US Pharm. 2015;40(5):HS-32-HS-33.

Researchers have identified the first genetic variation that is associated with increased risk and severity of peripheral neuropathy following treatment with a widely used anticancer drug. The scientists also found evidence of how it may be possible to protect young leukemia patients without jeopardizing cures. Scientists from St. Jude Children’s Research Hospital led the study, which appears in the Journal of the American Medical Association.

The study involved 321 children and adolescents with acute lymphoblastic leukemia (ALL) who were treated with 36 to 39 doses of the drug vincristine.

Researchers screened patient DNA for almost 1 million common inherited genetic variations and found that 60.8% of patients who inherited two copies of a variation in a gene called CEP72 developed peripheral neuropathy. Vincristine-related peripheral neuropathy was diagnosed in 23.4% of patients who inherited at least one of the more common versions of CEP72. Patients with two copies of the high-risk CEP72 variant were also more than twice as likely as other patients to experience serious, disabling, or life-threatening peripheral neuropathy.

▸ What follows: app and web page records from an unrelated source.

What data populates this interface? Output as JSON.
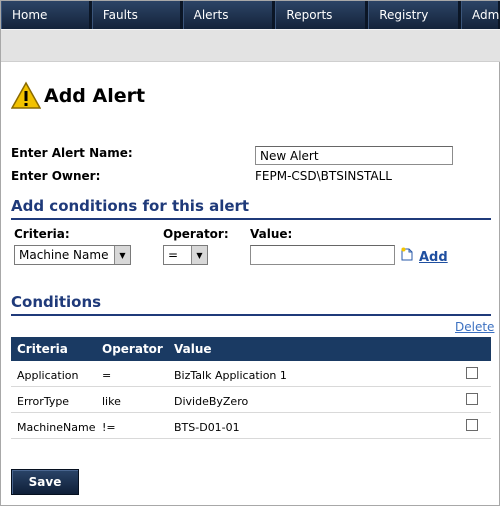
{
  "nav": {
    "tabs": [
      {
        "label": "Home"
      },
      {
        "label": "Faults"
      },
      {
        "label": "Alerts"
      },
      {
        "label": "Reports"
      },
      {
        "label": "Registry"
      },
      {
        "label": "Adm"
      }
    ]
  },
  "page": {
    "title": "Add Alert",
    "icon": "warning-icon"
  },
  "form": {
    "alert_name_label": "Enter Alert Name:",
    "alert_name_value": "New Alert",
    "owner_label": "Enter Owner:",
    "owner_value": "FEPM-CSD\\BTSINSTALL"
  },
  "add_conditions": {
    "section_title": "Add conditions for this alert",
    "criteria_label": "Criteria:",
    "criteria_selected": "Machine Name",
    "operator_label": "Operator:",
    "operator_selected": "=",
    "value_label": "Value:",
    "value_input": "",
    "add_label": "Add"
  },
  "conditions": {
    "section_title": "Conditions",
    "delete_label": "Delete",
    "columns": [
      "Criteria",
      "Operator",
      "Value"
    ],
    "rows": [
      {
        "criteria": "Application",
        "operator": "=",
        "value": "BizTalk Application 1",
        "checked": false
      },
      {
        "criteria": "ErrorType",
        "operator": "like",
        "value": "DivideByZero",
        "checked": false
      },
      {
        "criteria": "MachineName",
        "operator": "!=",
        "value": "BTS-D01-01",
        "checked": false
      }
    ]
  },
  "actions": {
    "save_label": "Save"
  },
  "colors": {
    "nav_bg": "#1b2c44",
    "section_title": "#1f3a7a",
    "table_header": "#1a3a63",
    "link": "#1f4fa0"
  }
}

The CEP72 variant, the scientists found, also increased the sensitivity of cancer cells to vincristine. “That suggests it might be possible to lower the vincristine dose in these patients without compromising the likelihood of cures,” said the corresponding author William Evans, PharmD, a member of the St. Jude Department of Pharmaceutical Sciences. The possibility will be examined in a St. Jude clinical trial for newly diagnosed pediatric ALL patients scheduled to begin later this year.